Riders of New York transit can now try the MTA’s new “tap-and-go” mobile wallet and contactless card payment system, called OMNY. The readers were gradually switched on Friday, May 31 from noon to 1pm. This means yes, you can now use your phone to pay for the subway. And the MetroCard? Its days are numbered.
And here’s how it works with an Apple Watch:
Easy! But there are some things you need to know.
The contactless payment pilot in New York is currently limited to Staten Island buses and 16 stations on the 4, 5, and 6 subway lines.
For the subway, you can pay with your phone, wearable, or credit card, as long as you board and exit between Grand Central–42nd Street and Atlantic Avenue–Barclays Center.
To use Apple Pay for transit, you’ll need a compatible device and you’ll need to set up the Express Transit feature in Settings.

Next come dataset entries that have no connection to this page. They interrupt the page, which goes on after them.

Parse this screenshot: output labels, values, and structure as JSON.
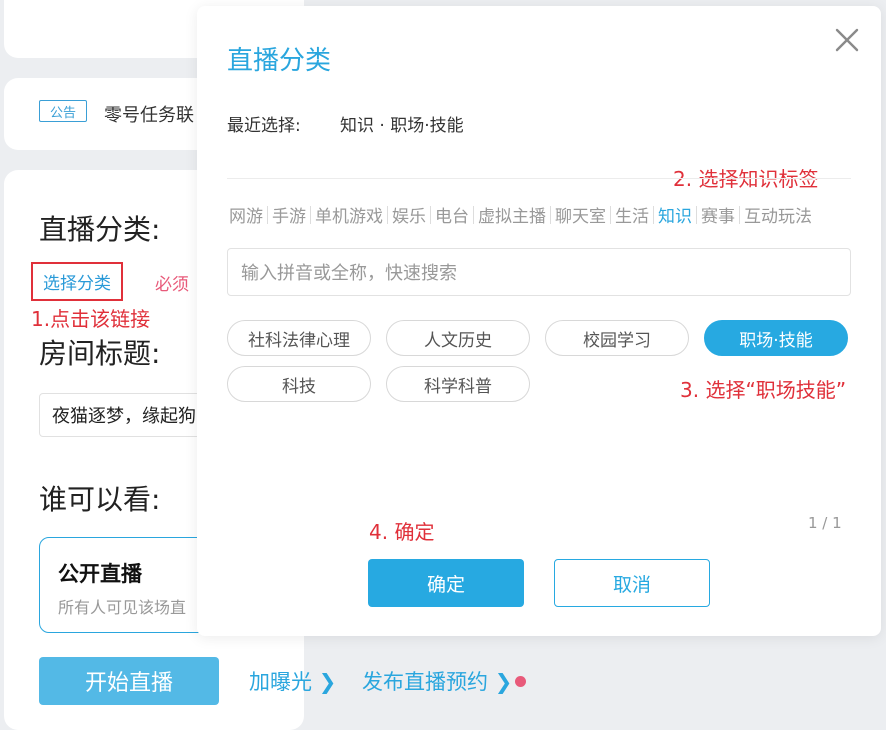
{
  "background": {
    "notice_badge": "公告",
    "notice_text": "零号任务联",
    "category_label": "直播分类:",
    "select_category_link": "选择分类",
    "required_hint": "必须",
    "room_title_label": "房间标题:",
    "room_title_value": "夜猫逐梦，缘起狗",
    "who_can_view_label": "谁可以看:",
    "public_live_title": "公开直播",
    "public_live_desc": "所有人可见该场直",
    "start_button": "开始直播",
    "exposure_link": "加曝光",
    "schedule_link": "发布直播预约",
    "chevron": "❯"
  },
  "annotations": {
    "step1": "1.点击该链接",
    "step2": "2. 选择知识标签",
    "step3": "3. 选择“职场技能”",
    "step4": "4. 确定"
  },
  "modal": {
    "title": "直播分类",
    "recent_label": "最近选择:",
    "recent_value": "知识 · 职场·技能",
    "tabs": [
      "网游",
      "手游",
      "单机游戏",
      "娱乐",
      "电台",
      "虚拟主播",
      "聊天室",
      "生活",
      "知识",
      "赛事",
      "互动玩法"
    ],
    "active_tab": "知识",
    "search_placeholder": "输入拼音或全称，快速搜索",
    "tags": [
      "社科法律心理",
      "人文历史",
      "校园学习",
      "职场·技能",
      "科技",
      "科学科普"
    ],
    "selected_tag": "职场·技能",
    "pager": "1 / 1",
    "confirm_button": "确定",
    "cancel_button": "取消"
  },
  "colors": {
    "accent": "#27a9e1",
    "annotation_red": "#e0303a",
    "required_pink": "#e85a7a"
  }
}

Transit payment via Apple Pay works with iPhone SE and iPhone 6S or newer smartphones, as well as Apple Watch Series 1 and 2 or later. You will need to update to the latest software (iOS 12.3 on iPhone and watchOS 5.2.1 on Apple Watch) to enable Express Transit.
After updating, open Settings > Wallet & Apple Pay > Express Transit Card and select the credit card or debit card to use for transit.
Once Express Transit is turned on, all you need to do is hold your phone or Apple Watch near a tap-and-go transit terminal. The fare will automatically be deducted.
Note: No Face ID or passcode authentication will be necessary.
For now, you can only buy single-fare tickets using the tap-and-go system.
The system is currently only set up for pay-per-ride fares. It doesn’t work with unlimited or reduced fare passes yet. However, on its website, the MTA says that it will “introduce more fare options as the system rolls out.” In any case, using your mobile wallet will save you the $1 MetroCard fee (as long as you’re riding the 4, 5, or 6 trains).
The OMNY launch doesn’t apply to just Apple devices — you can use other digital wallets and credit cards with contactless payment enabled too.
OMNY will accept digital wallets, like Apple Pay, Google Pay, Samsung Pay, and Fitbit Pay, and Visa, Mastercard, American Express, and Discover cards with contactless payment (there will be a sideways WiFi-looking symbol on your card if so).
The MTA plans to roll out Apple Pay over the entire subway system and bus routes by late 2020. MetroCard will be phased out by 2023 (sorry, Kathleen Hanna).
Riders will always be able to pay with cash at retail locations and vending machines, according to the MTA. Otherwise, only smart devices or contactless credit cards will be accepted.